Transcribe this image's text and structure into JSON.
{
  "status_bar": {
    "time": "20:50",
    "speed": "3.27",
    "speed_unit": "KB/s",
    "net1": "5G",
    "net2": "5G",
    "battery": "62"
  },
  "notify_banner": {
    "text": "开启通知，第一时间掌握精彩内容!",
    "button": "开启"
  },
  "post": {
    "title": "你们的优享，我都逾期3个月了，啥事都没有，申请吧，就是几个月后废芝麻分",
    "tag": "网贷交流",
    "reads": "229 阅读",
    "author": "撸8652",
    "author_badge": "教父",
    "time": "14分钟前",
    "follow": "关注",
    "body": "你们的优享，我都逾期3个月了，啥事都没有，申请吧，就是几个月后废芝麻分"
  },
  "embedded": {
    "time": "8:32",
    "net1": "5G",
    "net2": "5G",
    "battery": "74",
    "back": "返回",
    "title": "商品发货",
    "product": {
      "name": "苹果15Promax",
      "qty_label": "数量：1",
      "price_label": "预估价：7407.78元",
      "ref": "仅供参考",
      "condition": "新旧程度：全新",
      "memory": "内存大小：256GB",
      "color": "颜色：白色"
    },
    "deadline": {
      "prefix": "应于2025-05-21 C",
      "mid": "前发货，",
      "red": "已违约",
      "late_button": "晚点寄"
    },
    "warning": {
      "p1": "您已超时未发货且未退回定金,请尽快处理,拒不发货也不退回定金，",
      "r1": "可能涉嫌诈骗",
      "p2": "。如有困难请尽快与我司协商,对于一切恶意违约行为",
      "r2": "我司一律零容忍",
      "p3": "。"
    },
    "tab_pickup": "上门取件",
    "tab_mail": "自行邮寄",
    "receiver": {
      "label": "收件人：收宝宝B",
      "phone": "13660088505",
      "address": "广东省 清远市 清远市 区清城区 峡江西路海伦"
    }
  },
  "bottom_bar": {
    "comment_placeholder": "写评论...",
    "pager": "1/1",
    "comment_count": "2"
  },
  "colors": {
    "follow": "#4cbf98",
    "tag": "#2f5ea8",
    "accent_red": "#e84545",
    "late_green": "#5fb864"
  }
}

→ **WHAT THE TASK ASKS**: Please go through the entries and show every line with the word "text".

→ **ANSWER TO THIS EXERCISE**:
Transcribe this image's text and structure into JSON.
    "text": "开启通知，第一时间掌握精彩内容!",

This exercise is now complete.